Tonight, IFC is debuting its new comedy The Birthday Boys, the latest in a recent wave of TV sketch shows that includes Key & Peele, Inside Amy Schumer, and IFC’s own Portlandia. But while all those other programs are centered on one our two personalities, The Birthday Boys is — like a lot of classic sketch shows — made up of a larger group of comedians and one that existed before the show.
Performing comedy together since 2006, The Birthday Boys consists of seven writer-performers (Jefferson Dutton, Dave Ferguson, Mike Hanford, Tim Kalpakis, Matt Kowalick, Mike Mitchell, Chris VanArtsdalen), six of whom met at Ithaca College before moving to Los Angeles. In LA, the group landed a monthly show at the UCB Theatre and made a slew of web videos that caught the eye of folks like Adam McKay, Will Ferrell, and Scott Aukerman, who hired members of the group to work for Funny or Die and IFC’s Comedy Bang! Bang! The Birthday Boys also impressed Bob Odenkirk, who first saw them performing at an annual charity show his wife organizes at UCB. Odenkirk, a demi-god in the sketch comedy world for his work on Mr. Show (and to a lesser extent, SNL and The Ben Stiller Show), shepherded The Birthday Boys to their IFC series, which he executive produces, along with acting, writing, and directing alongside the group.
I’ve seen three episodes of The Birthday Boys so far (one of which IFC released online early), and the show finds the group continuing to nail the kind of precise genre parody they perfected years ago on the web. Because The Birthday Boys already have several years of experience together and because they share such a strong voice, the show finds its footing rather quickly in a way that sketch shows from newer groups or groups made up of more disparate voices usually don’t.

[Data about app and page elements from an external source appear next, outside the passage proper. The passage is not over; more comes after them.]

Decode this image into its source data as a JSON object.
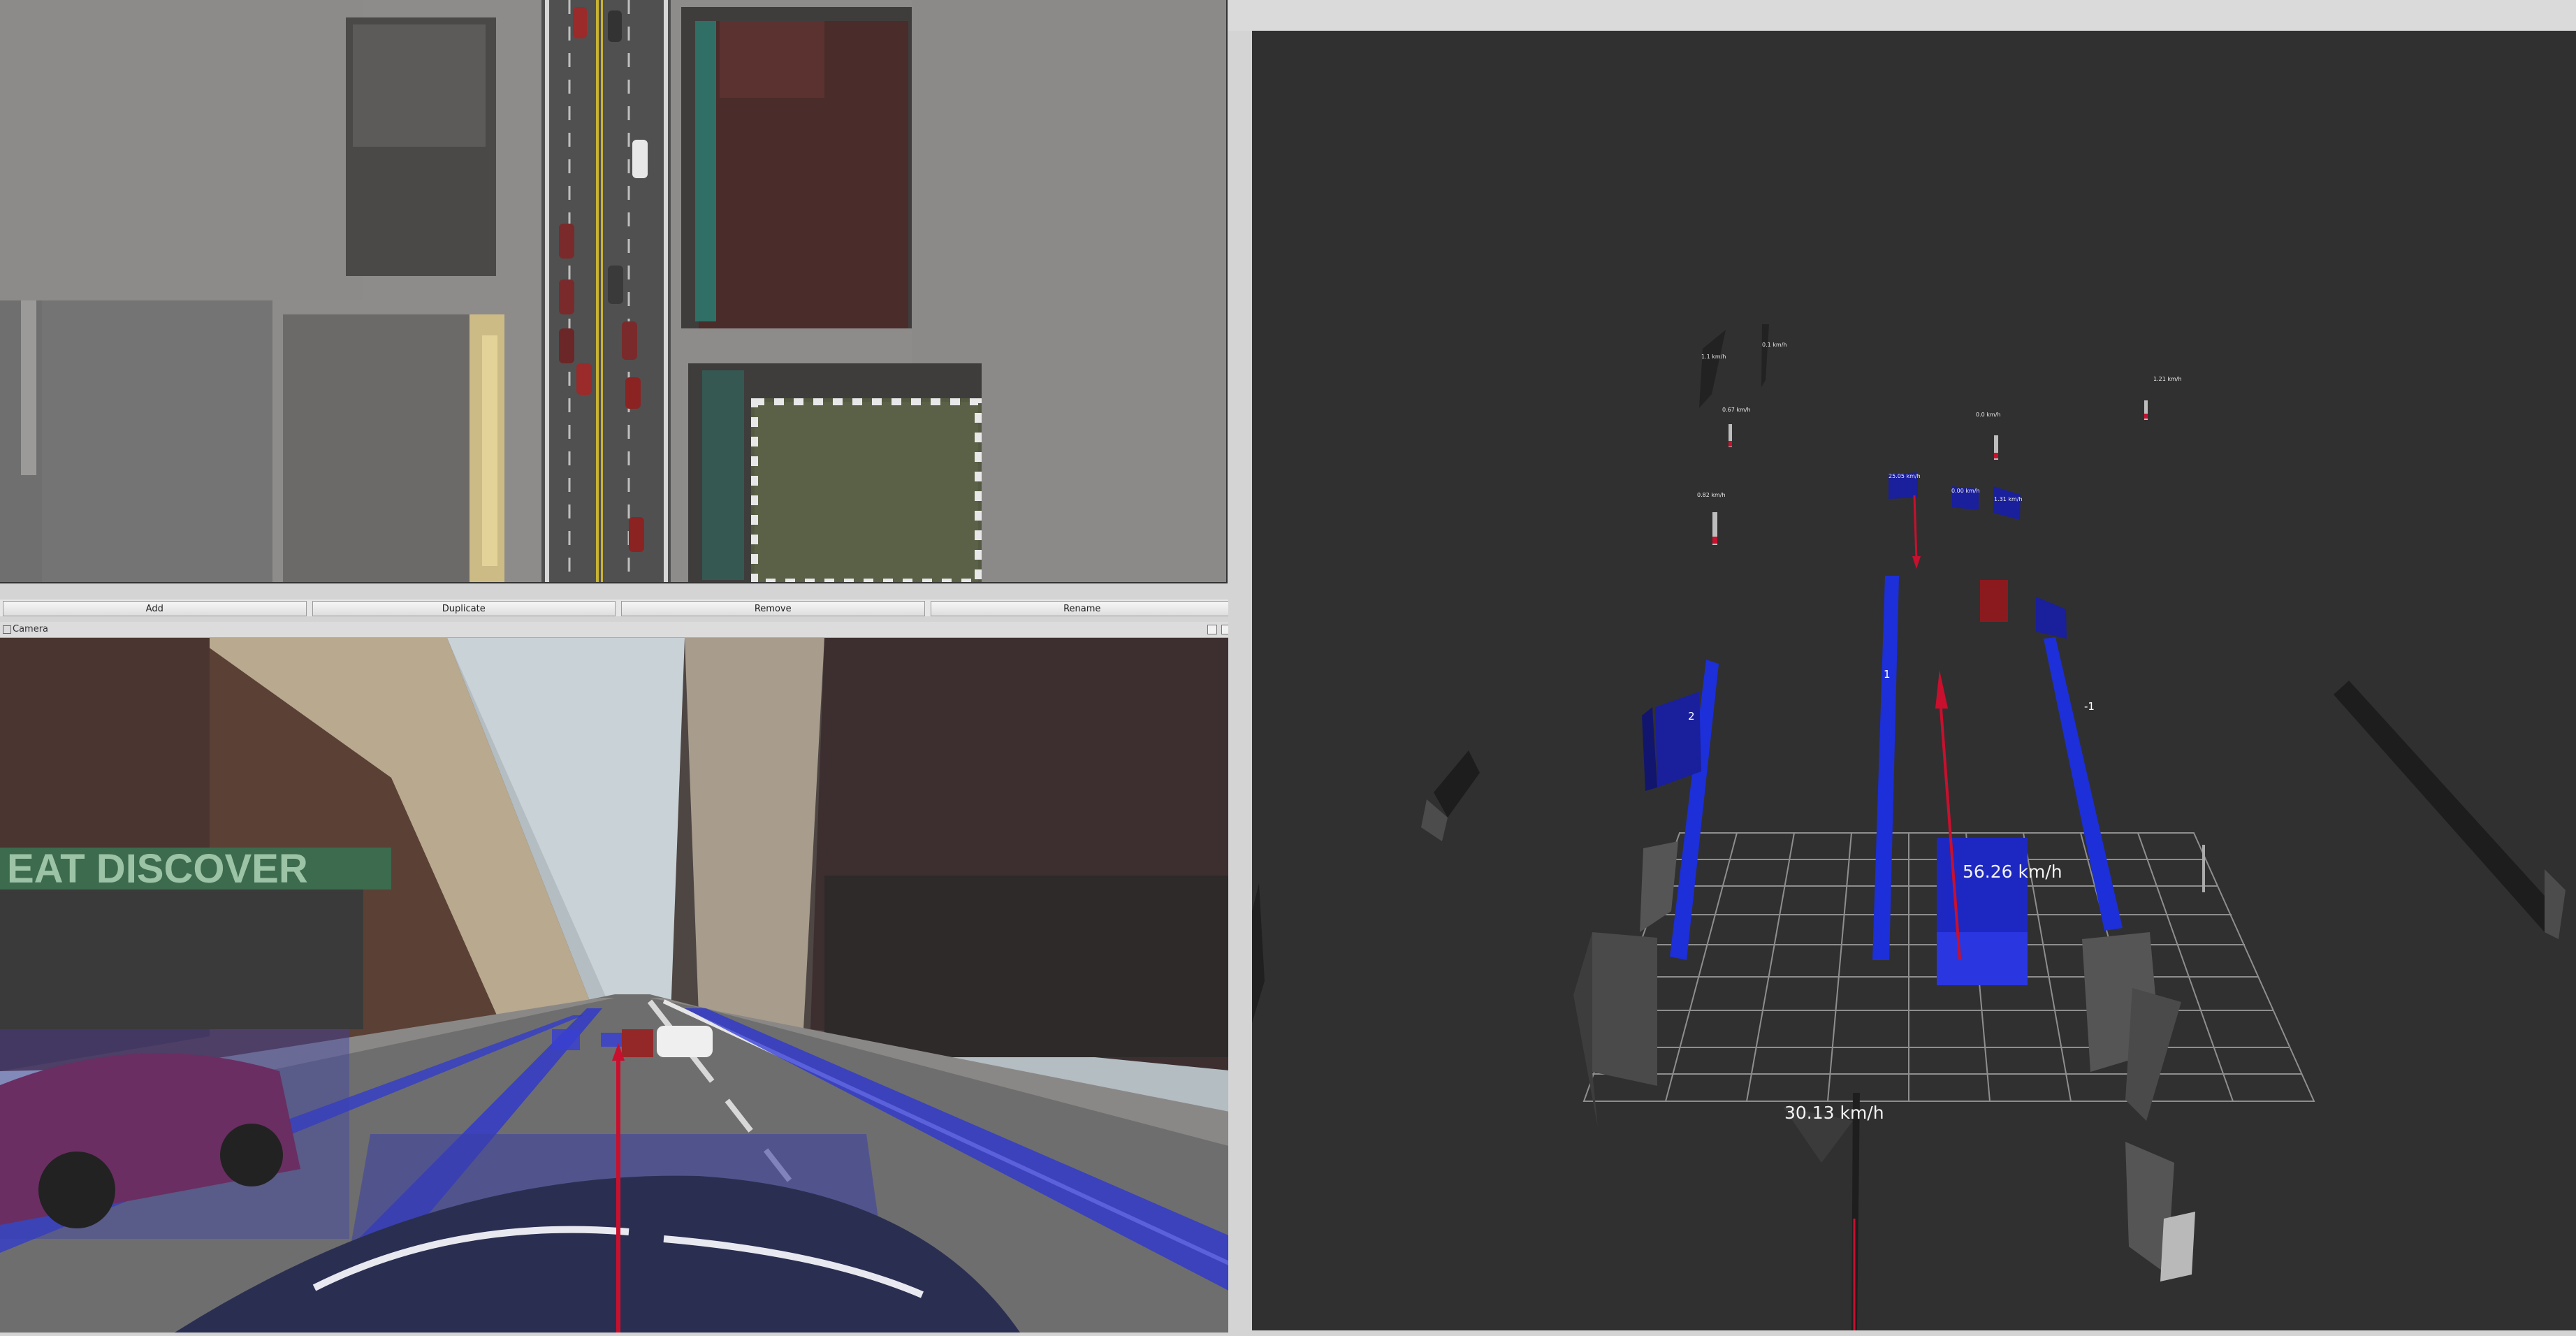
{
  "toolbar": {
    "add_label": "Add",
    "duplicate_label": "Duplicate",
    "remove_label": "Remove",
    "rename_label": "Rename"
  },
  "camera_panel": {
    "title": "Camera",
    "sign_text": "EAT DISCOVER"
  },
  "viz": {
    "ego_speed": "30.13  km/h",
    "lead_speed": "56.26  km/h",
    "lane_labels": [
      "2",
      "1",
      "-1"
    ],
    "object_speeds": [
      "1.1 km/h",
      "0.1 km/h",
      "1.21 km/h",
      "0.67 km/h",
      "0.0 km/h",
      "0.82  km/h",
      "25.05  km/h",
      "0.00  km/h",
      "1.31  km/h"
    ]
  },
  "colors": {
    "lane_blue": "#1d2fd8",
    "object_blue": "#1a1f9c",
    "object_red": "#8b1a1e",
    "velocity_arrow": "#c8102e",
    "viewport_bg": "#303030",
    "static_obstacle": "#4a4a4a"
  }
}
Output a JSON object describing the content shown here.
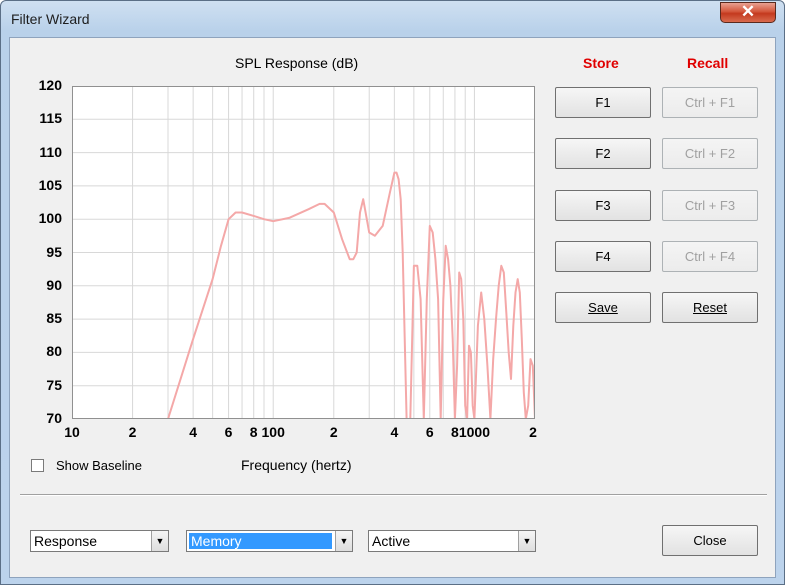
{
  "window": {
    "title": "Filter Wizard",
    "close_glyph": "✕"
  },
  "header": {
    "store": "Store",
    "recall": "Recall"
  },
  "chart_data": {
    "type": "line",
    "title": "SPL Response (dB)",
    "xlabel": "Frequency (hertz)",
    "ylabel": "",
    "x_scale": "log",
    "xlim": [
      10,
      2000
    ],
    "ylim": [
      70,
      120
    ],
    "y_ticks": [
      "120",
      "115",
      "110",
      "105",
      "100",
      "95",
      "90",
      "85",
      "80",
      "75",
      "70"
    ],
    "x_ticks": [
      {
        "v": 10,
        "label": "10"
      },
      {
        "v": 20,
        "label": "2"
      },
      {
        "v": 40,
        "label": "4"
      },
      {
        "v": 60,
        "label": "6"
      },
      {
        "v": 80,
        "label": "8"
      },
      {
        "v": 100,
        "label": "100"
      },
      {
        "v": 200,
        "label": "2"
      },
      {
        "v": 400,
        "label": "4"
      },
      {
        "v": 600,
        "label": "6"
      },
      {
        "v": 800,
        "label": "8"
      },
      {
        "v": 1000,
        "label": "1000"
      },
      {
        "v": 2000,
        "label": "2"
      }
    ],
    "grid": true,
    "series_color": "#f4a8a8",
    "series": [
      {
        "x": [
          30,
          40,
          50,
          55,
          60,
          65,
          70,
          80,
          90,
          100,
          120,
          150,
          170,
          180,
          200,
          220,
          240,
          250,
          260,
          270,
          280,
          300,
          320,
          350,
          380,
          400,
          410,
          420,
          430,
          440,
          460,
          480,
          500,
          520,
          540,
          560,
          580,
          600,
          620,
          640,
          660,
          680,
          700,
          720,
          740,
          760,
          780,
          800,
          820,
          840,
          860,
          880,
          900,
          920,
          940,
          960,
          980,
          1000,
          1040,
          1080,
          1120,
          1160,
          1200,
          1240,
          1280,
          1320,
          1360,
          1400,
          1440,
          1480,
          1520,
          1560,
          1600,
          1640,
          1680,
          1720,
          1760,
          1800,
          1850,
          1900,
          1950,
          2000
        ],
        "y": [
          70,
          82,
          91,
          96,
          100,
          101,
          101,
          100.5,
          100,
          99.7,
          100.2,
          101.5,
          102.3,
          102.3,
          101,
          97,
          94,
          94,
          95,
          101,
          103,
          98,
          97.5,
          99,
          104,
          107,
          107,
          106,
          103,
          95,
          70,
          70,
          93,
          93,
          88,
          70,
          88,
          99,
          98,
          94,
          88,
          70,
          88,
          96,
          94,
          90,
          82,
          70,
          78,
          92,
          91,
          85,
          72,
          70,
          81,
          80,
          72,
          70,
          84,
          89,
          85,
          78,
          70,
          79,
          85,
          90,
          93,
          92,
          86,
          80,
          76,
          84,
          89,
          91,
          89,
          82,
          74,
          70,
          72,
          79,
          78,
          70
        ]
      }
    ]
  },
  "show_baseline": {
    "label": "Show Baseline",
    "checked": false
  },
  "store_buttons": [
    "F1",
    "F2",
    "F3",
    "F4"
  ],
  "recall_buttons": [
    "Ctrl + F1",
    "Ctrl + F2",
    "Ctrl + F3",
    "Ctrl + F4"
  ],
  "save_button": "Save",
  "reset_button": "Reset",
  "dropdowns": {
    "view": "Response",
    "source": "Memory",
    "state": "Active"
  },
  "close_button": "Close"
}
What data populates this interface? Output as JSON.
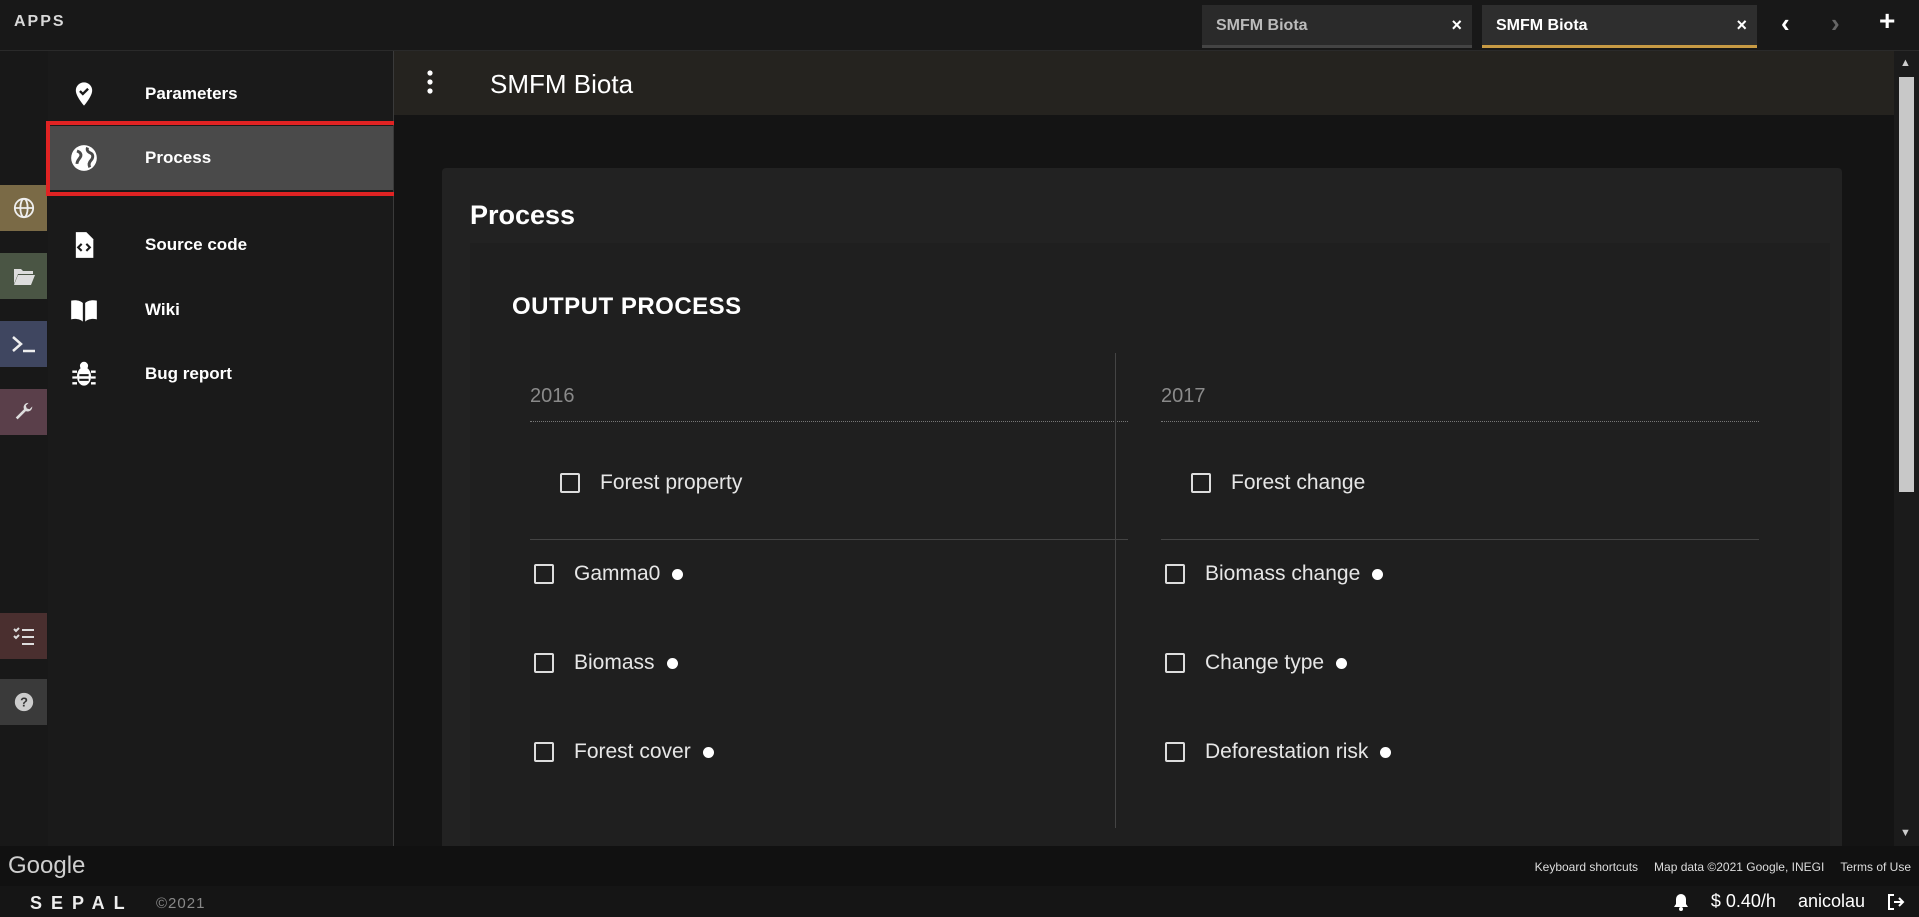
{
  "topbar": {
    "apps_label": "APPS",
    "tabs": [
      {
        "title": "SMFM Biota",
        "close": "×"
      },
      {
        "title": "SMFM Biota",
        "close": "×"
      }
    ],
    "nav": {
      "back": "‹",
      "forward": "›",
      "add": "+"
    }
  },
  "left_rail": {
    "icons": [
      "globe-icon",
      "folder-icon",
      "terminal-icon",
      "wrench-icon",
      "tasks-icon",
      "help-icon"
    ],
    "colors": [
      "#7a6a46",
      "#4a5544",
      "#3f4660",
      "#5a3f4a",
      "#4a2f2f",
      "#3a3a3a"
    ]
  },
  "sidebar": {
    "items": [
      {
        "label": "Parameters",
        "icon": "map-marker-check-icon"
      },
      {
        "label": "Process",
        "icon": "globe-icon"
      },
      {
        "label": "Source code",
        "icon": "file-code-icon"
      },
      {
        "label": "Wiki",
        "icon": "book-icon"
      },
      {
        "label": "Bug report",
        "icon": "bug-icon"
      }
    ],
    "selected": "Process",
    "highlight_color": "#e02323"
  },
  "appbar": {
    "title": "SMFM Biota"
  },
  "main": {
    "card_title": "Process",
    "section_title": "OUTPUT PROCESS",
    "columns": [
      {
        "year": "2016",
        "header_option": "Forest property",
        "options": [
          "Gamma0",
          "Biomass",
          "Forest cover"
        ]
      },
      {
        "year": "2017",
        "header_option": "Forest change",
        "options": [
          "Biomass change",
          "Change type",
          "Deforestation risk"
        ]
      }
    ]
  },
  "map_attribution": {
    "logo": "Google",
    "keyboard": "Keyboard shortcuts",
    "map_data": "Map data ©2021 Google, INEGI",
    "terms": "Terms of Use"
  },
  "footer": {
    "logo": "SEPAL",
    "copyright": "©2021",
    "rate": "0.40/h",
    "user": "anicolau"
  },
  "colors": {
    "accent": "#c79a44",
    "background": "#141414",
    "card": "#222222"
  }
}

In an interview with Splitsider last month, Bob Odenkirk compared the shared sensibility The Birthday Boys have to that of Tim & Eric or himself and David Cross saying, “Even though every sketch is different, you still know it came from the same brain … It is something magical and unexplainable and not even really to be examined very closely. It’s like a good marriage. It just is, and you’re lucky to have it and it’s rare and it’s organic.”
Odenkirk, who started directing The Birthday Boys in live shows two years ago, is weaved into the TV show organically and fits in with the group nicely as an actor. He appears a lot in the first handful of episodes — about as much as each individual Birthday Boy, if not more — and even opens a lot of the shows by addressing the camera from a fancy office. Given Odenkirk’s busy acting schedule, he may not be able to appear in The Birthday Boys so much in the future if the show gets a second season, but it’s pretty fun and exciting to see him do sketch comedy on TV again for the time being.
As mentioned earlier, the show’s first few episodes consist mainly of genre parodies, something The Birthday Boys have a lot of experience with. The premiere’s opening sketch, a documentary about a bunch of guys who invented the first personal computer in the late ‘70s but care more about the garage they built it in, harkens back to The Birthday Boys’ most popular web video, “Pooljumpers,” in that it captures the feel of a documentary about the late ‘70s/early ‘80s while bending it around a silly, earnest premise. Another of the first episode’s highlights — a prank video with a twist I won’t blow — also does a fine job of looking and feeling like it’s source material in a hyper-detailed way.
Like Key & Peele (directed by Peter Atencio), The Birthday Boys’ sketches have a cinematic quality that you don’t really see on most sketch shows, and the credit for that belongs to Birthday Boys members and resident directors Jefferson Dutton and Chris VanArtsdalen, who also directed James Adomian’s web series Maron in Space, this great Comedy Bang! Bang! trailer, and the bulk of The Birthday Boys’ web videos. Given (obviously) a larger budget than they had on the web, it’s pretty impressive to see what they do with it. Future episodes find them tackling a Southern courtroom drama, a soul-searching road trip movie, a political rap video, an Animal House-esque snobs vs. slobs scene, a History Channel documentary, and a blooper show, with equal prowess.
As with most sketch shows, The Birthday Boys is hit-and-miss, but the hits outnumber the misses by a wide margin. Because existing sketch groups are rarely given their own TV shows these days, it’s pretty exciting to see a group of writers, directors, and actors so in tune with each other and so used to working together right off the bat when making a new show. The Birthday Boys is starting with the creative team as a well-oiled machine, and it’ll be pretty exciting to see where they take it from here.